═══ SUPPLIED RECORDS ═══

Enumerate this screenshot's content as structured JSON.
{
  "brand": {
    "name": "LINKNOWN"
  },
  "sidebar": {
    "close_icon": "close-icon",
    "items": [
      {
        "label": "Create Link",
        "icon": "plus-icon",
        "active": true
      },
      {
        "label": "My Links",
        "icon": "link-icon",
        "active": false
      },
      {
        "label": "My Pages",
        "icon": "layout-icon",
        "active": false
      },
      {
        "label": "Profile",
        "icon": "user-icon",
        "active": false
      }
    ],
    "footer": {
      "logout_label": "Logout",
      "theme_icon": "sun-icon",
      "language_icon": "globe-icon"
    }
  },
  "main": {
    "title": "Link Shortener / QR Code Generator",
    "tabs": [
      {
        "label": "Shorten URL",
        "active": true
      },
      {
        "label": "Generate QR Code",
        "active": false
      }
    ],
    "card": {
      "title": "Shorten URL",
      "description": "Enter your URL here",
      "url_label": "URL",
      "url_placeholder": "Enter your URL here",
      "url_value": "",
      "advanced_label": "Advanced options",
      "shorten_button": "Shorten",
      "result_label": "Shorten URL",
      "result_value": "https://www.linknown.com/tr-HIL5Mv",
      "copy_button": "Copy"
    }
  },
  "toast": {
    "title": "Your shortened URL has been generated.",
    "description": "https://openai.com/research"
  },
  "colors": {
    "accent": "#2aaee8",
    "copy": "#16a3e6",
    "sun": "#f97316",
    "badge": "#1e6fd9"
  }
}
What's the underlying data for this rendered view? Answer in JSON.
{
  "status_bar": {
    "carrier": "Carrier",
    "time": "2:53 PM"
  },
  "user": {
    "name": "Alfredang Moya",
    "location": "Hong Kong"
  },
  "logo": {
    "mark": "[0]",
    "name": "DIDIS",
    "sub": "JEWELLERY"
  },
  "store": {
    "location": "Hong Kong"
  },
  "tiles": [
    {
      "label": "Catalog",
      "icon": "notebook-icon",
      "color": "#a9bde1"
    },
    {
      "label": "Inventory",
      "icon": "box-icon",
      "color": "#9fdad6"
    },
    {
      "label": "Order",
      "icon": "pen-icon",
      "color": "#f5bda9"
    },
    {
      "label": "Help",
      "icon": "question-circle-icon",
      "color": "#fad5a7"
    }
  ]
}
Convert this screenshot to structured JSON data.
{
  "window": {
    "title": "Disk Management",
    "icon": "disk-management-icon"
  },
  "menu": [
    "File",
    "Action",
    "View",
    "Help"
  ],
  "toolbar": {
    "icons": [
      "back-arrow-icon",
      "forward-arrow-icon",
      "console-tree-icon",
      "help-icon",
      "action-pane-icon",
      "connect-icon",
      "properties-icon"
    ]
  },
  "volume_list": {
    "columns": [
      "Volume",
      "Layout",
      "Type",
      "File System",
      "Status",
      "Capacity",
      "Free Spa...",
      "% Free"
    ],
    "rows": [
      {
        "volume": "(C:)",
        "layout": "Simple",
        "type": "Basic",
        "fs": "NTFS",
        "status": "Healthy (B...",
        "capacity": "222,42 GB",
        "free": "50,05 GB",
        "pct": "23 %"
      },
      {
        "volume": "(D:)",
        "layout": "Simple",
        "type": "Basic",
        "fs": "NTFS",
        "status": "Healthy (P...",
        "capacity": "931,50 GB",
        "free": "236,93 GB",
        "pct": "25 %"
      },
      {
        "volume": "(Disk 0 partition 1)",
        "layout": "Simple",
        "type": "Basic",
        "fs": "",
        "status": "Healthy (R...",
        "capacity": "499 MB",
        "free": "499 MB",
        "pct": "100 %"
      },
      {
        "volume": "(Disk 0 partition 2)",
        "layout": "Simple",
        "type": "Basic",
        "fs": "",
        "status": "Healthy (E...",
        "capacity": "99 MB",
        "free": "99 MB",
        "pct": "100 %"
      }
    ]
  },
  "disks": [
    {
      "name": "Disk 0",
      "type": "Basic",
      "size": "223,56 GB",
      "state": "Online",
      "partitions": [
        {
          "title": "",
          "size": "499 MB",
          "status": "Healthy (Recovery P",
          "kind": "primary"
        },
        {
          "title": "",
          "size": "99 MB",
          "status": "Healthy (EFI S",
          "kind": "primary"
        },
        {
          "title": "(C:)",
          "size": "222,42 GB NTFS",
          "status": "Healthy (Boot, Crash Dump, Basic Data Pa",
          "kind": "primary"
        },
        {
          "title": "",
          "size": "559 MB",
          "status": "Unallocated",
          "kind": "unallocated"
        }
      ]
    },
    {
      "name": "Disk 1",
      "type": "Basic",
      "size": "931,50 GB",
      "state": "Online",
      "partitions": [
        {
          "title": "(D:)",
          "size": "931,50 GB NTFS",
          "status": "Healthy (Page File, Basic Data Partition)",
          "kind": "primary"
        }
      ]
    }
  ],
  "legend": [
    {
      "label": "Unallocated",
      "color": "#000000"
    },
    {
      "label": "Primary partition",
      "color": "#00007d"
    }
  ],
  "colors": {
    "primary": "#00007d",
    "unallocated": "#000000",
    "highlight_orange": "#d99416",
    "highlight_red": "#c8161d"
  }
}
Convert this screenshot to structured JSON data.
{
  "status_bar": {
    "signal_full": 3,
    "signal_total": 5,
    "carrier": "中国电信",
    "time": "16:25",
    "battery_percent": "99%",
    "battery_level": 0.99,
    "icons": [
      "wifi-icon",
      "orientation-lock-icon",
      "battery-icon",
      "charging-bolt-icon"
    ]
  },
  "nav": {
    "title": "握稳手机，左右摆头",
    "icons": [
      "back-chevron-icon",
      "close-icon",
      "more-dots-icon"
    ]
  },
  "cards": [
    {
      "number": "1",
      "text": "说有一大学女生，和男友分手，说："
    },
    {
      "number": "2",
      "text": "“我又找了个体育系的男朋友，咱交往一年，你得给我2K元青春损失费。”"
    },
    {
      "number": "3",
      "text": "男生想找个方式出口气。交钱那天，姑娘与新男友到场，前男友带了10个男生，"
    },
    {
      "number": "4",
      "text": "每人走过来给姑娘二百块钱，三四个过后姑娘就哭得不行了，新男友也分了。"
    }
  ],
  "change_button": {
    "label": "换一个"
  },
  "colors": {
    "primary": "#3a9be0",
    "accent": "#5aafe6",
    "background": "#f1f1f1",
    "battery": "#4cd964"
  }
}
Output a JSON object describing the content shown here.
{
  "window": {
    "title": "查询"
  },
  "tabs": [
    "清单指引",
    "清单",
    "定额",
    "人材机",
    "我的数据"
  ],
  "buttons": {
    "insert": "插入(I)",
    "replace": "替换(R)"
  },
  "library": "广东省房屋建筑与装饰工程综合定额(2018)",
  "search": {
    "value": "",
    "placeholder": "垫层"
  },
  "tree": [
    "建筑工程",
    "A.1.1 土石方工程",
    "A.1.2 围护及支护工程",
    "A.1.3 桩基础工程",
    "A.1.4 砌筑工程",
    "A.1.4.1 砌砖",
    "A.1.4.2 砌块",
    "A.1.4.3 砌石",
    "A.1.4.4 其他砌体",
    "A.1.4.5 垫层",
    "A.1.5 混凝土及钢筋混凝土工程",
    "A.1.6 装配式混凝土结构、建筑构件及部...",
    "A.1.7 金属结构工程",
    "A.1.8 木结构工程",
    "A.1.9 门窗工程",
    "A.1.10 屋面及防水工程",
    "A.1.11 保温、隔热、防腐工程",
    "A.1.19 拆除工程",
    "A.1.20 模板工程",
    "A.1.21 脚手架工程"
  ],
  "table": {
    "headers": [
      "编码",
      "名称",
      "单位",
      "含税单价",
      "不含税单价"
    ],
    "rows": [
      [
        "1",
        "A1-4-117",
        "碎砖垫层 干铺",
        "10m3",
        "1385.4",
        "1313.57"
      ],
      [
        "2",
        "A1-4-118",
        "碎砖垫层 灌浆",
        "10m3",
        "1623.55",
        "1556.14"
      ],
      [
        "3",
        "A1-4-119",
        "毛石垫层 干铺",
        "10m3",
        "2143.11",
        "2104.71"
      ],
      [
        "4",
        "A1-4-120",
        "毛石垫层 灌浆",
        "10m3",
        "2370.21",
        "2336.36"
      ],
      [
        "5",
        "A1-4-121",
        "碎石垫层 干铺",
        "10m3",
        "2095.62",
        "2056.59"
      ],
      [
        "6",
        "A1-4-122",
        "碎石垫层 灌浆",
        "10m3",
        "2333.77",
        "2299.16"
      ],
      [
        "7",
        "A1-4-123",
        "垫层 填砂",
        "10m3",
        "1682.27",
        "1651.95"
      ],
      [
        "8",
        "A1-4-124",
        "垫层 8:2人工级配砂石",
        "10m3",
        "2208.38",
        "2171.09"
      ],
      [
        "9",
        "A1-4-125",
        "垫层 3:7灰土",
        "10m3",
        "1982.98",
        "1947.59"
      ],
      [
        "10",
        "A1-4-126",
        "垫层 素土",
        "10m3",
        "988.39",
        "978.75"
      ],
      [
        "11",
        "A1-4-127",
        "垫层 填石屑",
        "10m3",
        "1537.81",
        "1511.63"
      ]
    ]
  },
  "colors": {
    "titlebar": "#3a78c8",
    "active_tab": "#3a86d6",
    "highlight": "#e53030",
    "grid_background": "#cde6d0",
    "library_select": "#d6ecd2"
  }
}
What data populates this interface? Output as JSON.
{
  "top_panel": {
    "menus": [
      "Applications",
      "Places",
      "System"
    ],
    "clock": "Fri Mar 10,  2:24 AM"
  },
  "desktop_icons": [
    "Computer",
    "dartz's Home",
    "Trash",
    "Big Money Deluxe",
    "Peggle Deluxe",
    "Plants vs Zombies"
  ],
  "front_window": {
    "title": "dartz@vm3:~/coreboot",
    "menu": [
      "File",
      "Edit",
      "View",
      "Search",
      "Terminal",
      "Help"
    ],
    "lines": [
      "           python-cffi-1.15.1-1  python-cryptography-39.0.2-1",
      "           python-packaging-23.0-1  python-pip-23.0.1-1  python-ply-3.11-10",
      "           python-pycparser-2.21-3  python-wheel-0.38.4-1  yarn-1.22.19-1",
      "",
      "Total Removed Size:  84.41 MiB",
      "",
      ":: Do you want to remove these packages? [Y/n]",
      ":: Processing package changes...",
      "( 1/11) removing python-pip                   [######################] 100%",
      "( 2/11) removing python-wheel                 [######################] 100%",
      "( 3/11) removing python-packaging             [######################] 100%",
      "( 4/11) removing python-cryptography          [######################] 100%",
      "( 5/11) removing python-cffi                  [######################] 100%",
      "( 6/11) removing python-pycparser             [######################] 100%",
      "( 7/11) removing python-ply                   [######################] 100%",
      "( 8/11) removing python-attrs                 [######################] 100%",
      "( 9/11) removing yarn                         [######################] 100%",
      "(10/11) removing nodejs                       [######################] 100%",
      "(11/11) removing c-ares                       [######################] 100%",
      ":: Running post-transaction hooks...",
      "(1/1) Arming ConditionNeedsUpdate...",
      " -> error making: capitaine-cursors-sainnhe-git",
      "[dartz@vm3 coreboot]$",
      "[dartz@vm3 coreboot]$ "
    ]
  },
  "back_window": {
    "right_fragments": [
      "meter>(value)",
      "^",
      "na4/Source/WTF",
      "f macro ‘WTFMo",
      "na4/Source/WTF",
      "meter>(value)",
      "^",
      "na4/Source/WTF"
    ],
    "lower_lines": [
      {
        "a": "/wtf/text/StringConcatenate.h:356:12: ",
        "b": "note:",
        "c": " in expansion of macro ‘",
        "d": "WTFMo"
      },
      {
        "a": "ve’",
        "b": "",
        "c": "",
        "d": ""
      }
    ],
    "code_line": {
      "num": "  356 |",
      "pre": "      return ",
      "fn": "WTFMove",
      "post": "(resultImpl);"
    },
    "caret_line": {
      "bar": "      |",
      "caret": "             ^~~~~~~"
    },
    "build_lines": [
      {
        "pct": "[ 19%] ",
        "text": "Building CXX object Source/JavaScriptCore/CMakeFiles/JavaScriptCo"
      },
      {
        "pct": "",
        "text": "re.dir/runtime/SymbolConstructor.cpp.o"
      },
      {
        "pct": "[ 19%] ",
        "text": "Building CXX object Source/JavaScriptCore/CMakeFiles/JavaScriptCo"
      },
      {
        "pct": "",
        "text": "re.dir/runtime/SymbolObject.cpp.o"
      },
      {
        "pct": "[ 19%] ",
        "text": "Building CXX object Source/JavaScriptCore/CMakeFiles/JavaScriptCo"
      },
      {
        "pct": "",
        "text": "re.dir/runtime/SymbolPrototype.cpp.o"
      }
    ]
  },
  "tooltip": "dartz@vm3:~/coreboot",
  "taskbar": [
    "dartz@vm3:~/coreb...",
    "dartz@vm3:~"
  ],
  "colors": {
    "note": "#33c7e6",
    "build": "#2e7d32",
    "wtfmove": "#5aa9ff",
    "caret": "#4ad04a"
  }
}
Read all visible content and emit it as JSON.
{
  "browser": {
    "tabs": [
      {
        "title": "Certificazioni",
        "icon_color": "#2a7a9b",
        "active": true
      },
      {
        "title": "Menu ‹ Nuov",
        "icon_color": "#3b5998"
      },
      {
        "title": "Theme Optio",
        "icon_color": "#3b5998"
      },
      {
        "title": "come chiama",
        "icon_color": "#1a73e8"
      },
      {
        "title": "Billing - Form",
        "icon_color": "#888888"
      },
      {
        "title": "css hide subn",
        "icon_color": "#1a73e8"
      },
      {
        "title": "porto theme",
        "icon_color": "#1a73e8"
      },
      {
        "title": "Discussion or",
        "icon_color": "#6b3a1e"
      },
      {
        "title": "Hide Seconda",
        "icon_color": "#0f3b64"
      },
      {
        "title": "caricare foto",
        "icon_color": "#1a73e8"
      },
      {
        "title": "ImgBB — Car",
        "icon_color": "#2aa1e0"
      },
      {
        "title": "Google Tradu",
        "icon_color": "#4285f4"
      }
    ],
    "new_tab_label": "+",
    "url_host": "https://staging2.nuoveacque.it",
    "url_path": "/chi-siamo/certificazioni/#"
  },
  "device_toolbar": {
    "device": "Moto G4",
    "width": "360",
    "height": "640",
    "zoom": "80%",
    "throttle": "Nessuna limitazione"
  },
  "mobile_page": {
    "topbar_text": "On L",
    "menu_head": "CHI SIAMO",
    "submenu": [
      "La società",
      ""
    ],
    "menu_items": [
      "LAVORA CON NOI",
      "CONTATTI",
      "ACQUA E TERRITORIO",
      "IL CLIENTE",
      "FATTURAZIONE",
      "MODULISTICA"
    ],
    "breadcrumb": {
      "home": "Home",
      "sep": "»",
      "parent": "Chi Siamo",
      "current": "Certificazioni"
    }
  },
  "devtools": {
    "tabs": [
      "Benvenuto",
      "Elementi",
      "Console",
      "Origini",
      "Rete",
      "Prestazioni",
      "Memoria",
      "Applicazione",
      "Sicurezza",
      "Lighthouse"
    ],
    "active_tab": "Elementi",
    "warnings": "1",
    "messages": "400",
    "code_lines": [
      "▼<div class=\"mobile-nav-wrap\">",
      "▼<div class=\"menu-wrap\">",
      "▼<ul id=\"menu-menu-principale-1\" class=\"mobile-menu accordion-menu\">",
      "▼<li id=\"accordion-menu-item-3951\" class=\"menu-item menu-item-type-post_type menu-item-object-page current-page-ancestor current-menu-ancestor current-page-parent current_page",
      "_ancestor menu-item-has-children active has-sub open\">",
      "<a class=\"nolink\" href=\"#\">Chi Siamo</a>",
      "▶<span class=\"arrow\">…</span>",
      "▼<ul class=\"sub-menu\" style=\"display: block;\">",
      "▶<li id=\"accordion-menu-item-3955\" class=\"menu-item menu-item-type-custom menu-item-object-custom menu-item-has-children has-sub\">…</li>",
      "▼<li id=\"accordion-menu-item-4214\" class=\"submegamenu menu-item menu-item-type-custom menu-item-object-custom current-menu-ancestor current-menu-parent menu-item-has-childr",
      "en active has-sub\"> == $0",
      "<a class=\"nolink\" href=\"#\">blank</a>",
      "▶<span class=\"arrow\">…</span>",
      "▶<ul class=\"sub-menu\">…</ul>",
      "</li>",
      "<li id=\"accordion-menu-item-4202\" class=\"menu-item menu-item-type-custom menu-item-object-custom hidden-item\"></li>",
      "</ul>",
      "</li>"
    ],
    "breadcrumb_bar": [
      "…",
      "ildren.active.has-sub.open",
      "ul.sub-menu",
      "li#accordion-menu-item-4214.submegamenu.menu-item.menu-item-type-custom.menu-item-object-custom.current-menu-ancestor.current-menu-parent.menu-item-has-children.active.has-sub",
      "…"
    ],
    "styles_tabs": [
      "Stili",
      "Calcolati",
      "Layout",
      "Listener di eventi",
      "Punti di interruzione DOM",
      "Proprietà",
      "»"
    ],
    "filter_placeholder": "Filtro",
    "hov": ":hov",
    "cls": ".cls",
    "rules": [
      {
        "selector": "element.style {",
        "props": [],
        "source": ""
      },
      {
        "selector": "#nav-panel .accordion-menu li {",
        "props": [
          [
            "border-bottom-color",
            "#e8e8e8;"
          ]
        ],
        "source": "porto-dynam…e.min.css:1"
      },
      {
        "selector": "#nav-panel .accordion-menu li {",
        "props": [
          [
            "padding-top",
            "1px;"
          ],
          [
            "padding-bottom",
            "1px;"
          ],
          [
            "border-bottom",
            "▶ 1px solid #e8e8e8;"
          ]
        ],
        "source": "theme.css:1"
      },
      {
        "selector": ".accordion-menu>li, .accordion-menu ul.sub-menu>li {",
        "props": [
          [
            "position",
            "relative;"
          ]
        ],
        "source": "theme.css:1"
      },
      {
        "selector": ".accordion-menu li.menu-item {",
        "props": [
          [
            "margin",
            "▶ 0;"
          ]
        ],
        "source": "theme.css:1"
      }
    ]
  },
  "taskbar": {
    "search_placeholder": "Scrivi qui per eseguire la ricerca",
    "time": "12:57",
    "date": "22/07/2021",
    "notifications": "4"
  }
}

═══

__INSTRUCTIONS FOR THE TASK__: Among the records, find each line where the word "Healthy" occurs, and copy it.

__TASK ANSWER__:
        "status": "Healthy (B...",
        "status": "Healthy (P...",
        "status": "Healthy (R...",
        "status": "Healthy (E...",
          "status": "Healthy (Recovery P",
          "status": "Healthy (EFI S",
          "status": "Healthy (Boot, Crash Dump, Basic Data Pa",
          "status": "Healthy (Page File, Basic Data Partition)",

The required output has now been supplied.